There are three categories of distractions that drivers might face. These include visual, cognitive and manual. When a driver texts while they are driving, they are experiencing all three of these. This makes texting particularly dangerous. In fact, a driver who is on their cellphone is 5.36 times more likely to have a crash than a person who isn’t distracted at all.
When you are on the phone, you are just as impaired as a person who has a blood alcohol concentration (BAC) of .08%, which is the legal limit for impairment. When you look at the risk of a wreck or near wreck, a person on a cellphone has a risk that is increased by 23 times over someone who isn’t on a phone.
While the vast majority of drivers, more than 84%, know that being distracted by a cellphone is unacceptable, around 36% of them note that they have either sent or read an email or text within a month prior to the survey. It is estimated that the number of distracted driving crashes that occurs is much higher than what’s actually reported.
At least 58% of crashes involving teens are associated with distractions. These teens are more likely, by two to four times, to drive while they are distracted if they see their parents driving while they are distracted. Unfortunately, these are the drivers who are more likely to die in distracted driving crashes. A drive who is under 20 is three times more likely to have a fatal crash than drivers who are older.

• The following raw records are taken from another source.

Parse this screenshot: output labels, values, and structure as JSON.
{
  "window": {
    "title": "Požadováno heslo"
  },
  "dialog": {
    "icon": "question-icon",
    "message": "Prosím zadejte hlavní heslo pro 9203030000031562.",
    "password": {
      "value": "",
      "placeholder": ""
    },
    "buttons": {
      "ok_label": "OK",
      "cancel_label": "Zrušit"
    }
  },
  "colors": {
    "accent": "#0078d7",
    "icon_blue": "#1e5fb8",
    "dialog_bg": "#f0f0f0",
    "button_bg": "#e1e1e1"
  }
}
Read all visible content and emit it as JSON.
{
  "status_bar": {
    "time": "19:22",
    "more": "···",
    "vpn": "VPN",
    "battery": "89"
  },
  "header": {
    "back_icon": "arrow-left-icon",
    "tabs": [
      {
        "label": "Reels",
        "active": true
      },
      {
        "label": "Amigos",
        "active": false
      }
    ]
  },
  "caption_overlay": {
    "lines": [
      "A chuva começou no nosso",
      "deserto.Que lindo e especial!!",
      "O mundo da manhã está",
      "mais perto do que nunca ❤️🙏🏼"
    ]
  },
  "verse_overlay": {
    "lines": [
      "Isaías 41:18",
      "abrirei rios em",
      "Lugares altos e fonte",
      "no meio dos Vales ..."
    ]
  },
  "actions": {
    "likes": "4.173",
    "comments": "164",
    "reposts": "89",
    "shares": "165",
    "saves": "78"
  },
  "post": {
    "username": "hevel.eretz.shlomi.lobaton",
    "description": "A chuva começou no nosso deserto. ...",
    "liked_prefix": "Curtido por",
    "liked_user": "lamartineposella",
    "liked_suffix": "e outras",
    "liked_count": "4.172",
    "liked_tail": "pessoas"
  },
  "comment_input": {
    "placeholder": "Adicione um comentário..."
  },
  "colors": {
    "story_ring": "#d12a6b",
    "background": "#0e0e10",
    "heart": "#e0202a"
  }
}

Anyone who is injured in a distracted driving crash might opt to pursue a claim for compensation. You also have this option if your loved one died due to a distracted driver.